### WHAT YOU HAVE TO DO
Give back every line of the data, word for word.

### EXTRACTED MATERIAL
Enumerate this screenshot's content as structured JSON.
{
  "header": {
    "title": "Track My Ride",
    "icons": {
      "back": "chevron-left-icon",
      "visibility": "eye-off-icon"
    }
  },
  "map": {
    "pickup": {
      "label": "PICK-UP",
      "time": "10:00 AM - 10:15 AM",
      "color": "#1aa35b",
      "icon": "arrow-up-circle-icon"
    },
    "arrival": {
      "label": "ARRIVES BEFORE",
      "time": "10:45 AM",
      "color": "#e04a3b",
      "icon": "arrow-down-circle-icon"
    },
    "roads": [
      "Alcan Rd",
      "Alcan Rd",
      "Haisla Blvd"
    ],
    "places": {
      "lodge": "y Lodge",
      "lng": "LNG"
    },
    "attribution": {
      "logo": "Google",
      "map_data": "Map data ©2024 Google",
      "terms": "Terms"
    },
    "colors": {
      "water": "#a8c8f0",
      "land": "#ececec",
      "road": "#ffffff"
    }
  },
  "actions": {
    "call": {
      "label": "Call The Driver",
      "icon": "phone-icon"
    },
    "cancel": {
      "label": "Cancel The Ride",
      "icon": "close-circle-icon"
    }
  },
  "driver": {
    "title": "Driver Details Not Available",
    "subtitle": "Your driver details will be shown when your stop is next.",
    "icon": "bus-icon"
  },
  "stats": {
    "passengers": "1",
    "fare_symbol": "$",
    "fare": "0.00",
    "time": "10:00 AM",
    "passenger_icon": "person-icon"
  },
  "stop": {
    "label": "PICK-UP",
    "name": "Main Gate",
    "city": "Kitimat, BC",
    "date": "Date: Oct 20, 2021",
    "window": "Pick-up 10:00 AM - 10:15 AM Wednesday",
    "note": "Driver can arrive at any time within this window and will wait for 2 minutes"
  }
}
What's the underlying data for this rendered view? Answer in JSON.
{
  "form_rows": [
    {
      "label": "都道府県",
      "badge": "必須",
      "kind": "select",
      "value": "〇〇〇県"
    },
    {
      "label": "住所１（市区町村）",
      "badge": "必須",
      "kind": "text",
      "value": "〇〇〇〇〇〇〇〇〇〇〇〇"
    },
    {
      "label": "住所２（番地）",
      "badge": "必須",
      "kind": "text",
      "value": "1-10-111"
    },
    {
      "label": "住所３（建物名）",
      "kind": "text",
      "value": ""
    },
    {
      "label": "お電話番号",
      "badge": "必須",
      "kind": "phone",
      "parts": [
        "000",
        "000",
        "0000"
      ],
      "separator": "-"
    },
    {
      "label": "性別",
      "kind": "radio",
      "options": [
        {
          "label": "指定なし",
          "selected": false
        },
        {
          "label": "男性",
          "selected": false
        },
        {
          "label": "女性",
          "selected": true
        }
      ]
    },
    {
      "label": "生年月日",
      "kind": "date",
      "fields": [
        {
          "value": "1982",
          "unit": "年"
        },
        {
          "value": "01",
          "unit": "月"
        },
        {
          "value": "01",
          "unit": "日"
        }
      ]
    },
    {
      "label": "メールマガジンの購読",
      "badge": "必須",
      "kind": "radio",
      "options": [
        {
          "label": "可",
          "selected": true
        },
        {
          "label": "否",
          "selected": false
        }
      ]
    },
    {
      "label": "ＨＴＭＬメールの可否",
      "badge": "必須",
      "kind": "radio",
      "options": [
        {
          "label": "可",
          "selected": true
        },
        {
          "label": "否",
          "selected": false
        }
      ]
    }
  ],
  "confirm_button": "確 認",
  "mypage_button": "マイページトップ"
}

### TASK RESULT
Enumerate this screenshot's content as structured JSON.
{
  "header": {
    "title": "Track My Ride",
    "icons": {
      "back": "chevron-left-icon",
      "visibility": "eye-off-icon"
    }
  },
  "map": {
    "pickup": {
      "label": "PICK-UP",
      "time": "10:00 AM - 10:15 AM",
      "color": "#1aa35b",
      "icon": "arrow-up-circle-icon"
    },
    "arrival": {
      "label": "ARRIVES BEFORE",
      "time": "10:45 AM",
      "color": "#e04a3b",
      "icon": "arrow-down-circle-icon"
    },
    "roads": [
      "Alcan Rd",
      "Alcan Rd",
      "Haisla Blvd"
    ],
    "places": {
      "lodge": "y Lodge",
      "lng": "LNG"
    },
    "attribution": {
      "logo": "Google",
      "map_data": "Map data ©2024 Google",
      "terms": "Terms"
    },
    "colors": {
      "water": "#a8c8f0",
      "land": "#ececec",
      "road": "#ffffff"
    }
  },
  "actions": {
    "call": {
      "label": "Call The Driver",
      "icon": "phone-icon"
    },
    "cancel": {
      "label": "Cancel The Ride",
      "icon": "close-circle-icon"
    }
  },
  "driver": {
    "title": "Driver Details Not Available",
    "subtitle": "Your driver details will be shown when your stop is next.",
    "icon": "bus-icon"
  },
  "stats": {
    "passengers": "1",
    "fare_symbol": "$",
    "fare": "0.00",
    "time": "10:00 AM",
    "passenger_icon": "person-icon"
  },
  "stop": {
    "label": "PICK-UP",
    "name": "Main Gate",
    "city": "Kitimat, BC",
    "date": "Date: Oct 20, 2021",
    "window": "Pick-up 10:00 AM - 10:15 AM Wednesday",
    "note": "Driver can arrive at any time within this window and will wait for 2 minutes"
  }
}
What's the underlying data for this rendered view? Answer in JSON.
{
  "form_rows": [
    {
      "label": "都道府県",
      "badge": "必須",
      "kind": "select",
      "value": "〇〇〇県"
    },
    {
      "label": "住所１（市区町村）",
      "badge": "必須",
      "kind": "text",
      "value": "〇〇〇〇〇〇〇〇〇〇〇〇"
    },
    {
      "label": "住所２（番地）",
      "badge": "必須",
      "kind": "text",
      "value": "1-10-111"
    },
    {
      "label": "住所３（建物名）",
      "kind": "text",
      "value": ""
    },
    {
      "label": "お電話番号",
      "badge": "必須",
      "kind": "phone",
      "parts": [
        "000",
        "000",
        "0000"
      ],
      "separator": "-"
    },
    {
      "label": "性別",
      "kind": "radio",
      "options": [
        {
          "label": "指定なし",
          "selected": false
        },
        {
          "label": "男性",
          "selected": false
        },
        {
          "label": "女性",
          "selected": true
        }
      ]
    },
    {
      "label": "生年月日",
      "kind": "date",
      "fields": [
        {
          "value": "1982",
          "unit": "年"
        },
        {
          "value": "01",
          "unit": "月"
        },
        {
          "value": "01",
          "unit": "日"
        }
      ]
    },
    {
      "label": "メールマガジンの購読",
      "badge": "必須",
      "kind": "radio",
      "options": [
        {
          "label": "可",
          "selected": true
        },
        {
          "label": "否",
          "selected": false
        }
      ]
    },
    {
      "label": "ＨＴＭＬメールの可否",
      "badge": "必須",
      "kind": "radio",
      "options": [
        {
          "label": "可",
          "selected": true
        },
        {
          "label": "否",
          "selected": false
        }
      ]
    }
  ],
  "confirm_button": "確 認",
  "mypage_button": "マイページトップ"
}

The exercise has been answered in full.